> EXERCISE REQUIREMENTS
The response should consist of the data below, copied exactly, with no pictures in it.

^^^^^^^^^^^^^^^^

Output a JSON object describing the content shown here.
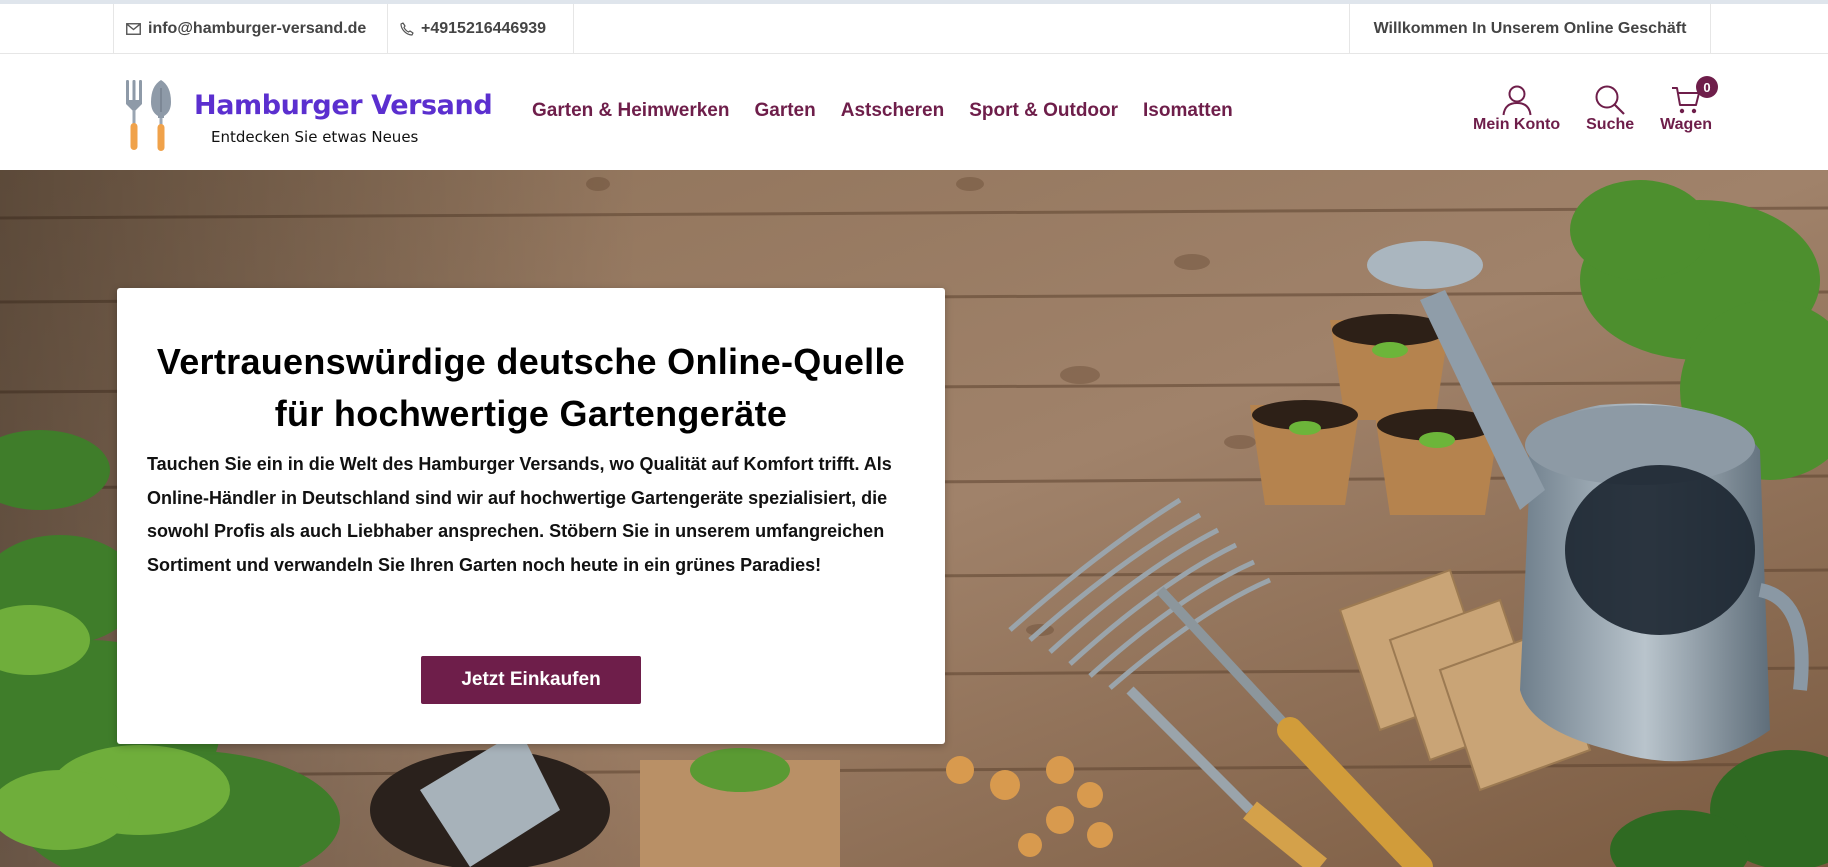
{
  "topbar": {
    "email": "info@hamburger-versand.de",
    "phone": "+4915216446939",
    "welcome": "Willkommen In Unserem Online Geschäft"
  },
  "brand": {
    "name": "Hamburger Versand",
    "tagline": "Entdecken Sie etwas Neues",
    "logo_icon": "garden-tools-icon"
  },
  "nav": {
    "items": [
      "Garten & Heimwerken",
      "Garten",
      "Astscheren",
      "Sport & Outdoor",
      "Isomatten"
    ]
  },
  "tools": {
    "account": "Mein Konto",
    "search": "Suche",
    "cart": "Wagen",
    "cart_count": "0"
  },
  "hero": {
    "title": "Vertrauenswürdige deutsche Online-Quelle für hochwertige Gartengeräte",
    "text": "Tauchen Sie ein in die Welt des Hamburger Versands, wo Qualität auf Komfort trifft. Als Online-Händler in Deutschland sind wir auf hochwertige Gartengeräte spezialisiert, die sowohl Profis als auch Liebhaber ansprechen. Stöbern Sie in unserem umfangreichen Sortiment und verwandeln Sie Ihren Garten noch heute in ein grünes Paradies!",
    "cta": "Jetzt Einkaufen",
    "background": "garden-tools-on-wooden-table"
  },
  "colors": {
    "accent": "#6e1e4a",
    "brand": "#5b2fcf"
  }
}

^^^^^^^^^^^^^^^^

> EXERCISE ANSWER
Output a JSON object describing the content shown here.
{
  "topbar": {
    "email": "info@hamburger-versand.de",
    "phone": "+4915216446939",
    "welcome": "Willkommen In Unserem Online Geschäft"
  },
  "brand": {
    "name": "Hamburger Versand",
    "tagline": "Entdecken Sie etwas Neues",
    "logo_icon": "garden-tools-icon"
  },
  "nav": {
    "items": [
      "Garten & Heimwerken",
      "Garten",
      "Astscheren",
      "Sport & Outdoor",
      "Isomatten"
    ]
  },
  "tools": {
    "account": "Mein Konto",
    "search": "Suche",
    "cart": "Wagen",
    "cart_count": "0"
  },
  "hero": {
    "title": "Vertrauenswürdige deutsche Online-Quelle für hochwertige Gartengeräte",
    "text": "Tauchen Sie ein in die Welt des Hamburger Versands, wo Qualität auf Komfort trifft. Als Online-Händler in Deutschland sind wir auf hochwertige Gartengeräte spezialisiert, die sowohl Profis als auch Liebhaber ansprechen. Stöbern Sie in unserem umfangreichen Sortiment und verwandeln Sie Ihren Garten noch heute in ein grünes Paradies!",
    "cta": "Jetzt Einkaufen",
    "background": "garden-tools-on-wooden-table"
  },
  "colors": {
    "accent": "#6e1e4a",
    "brand": "#5b2fcf"
  }
}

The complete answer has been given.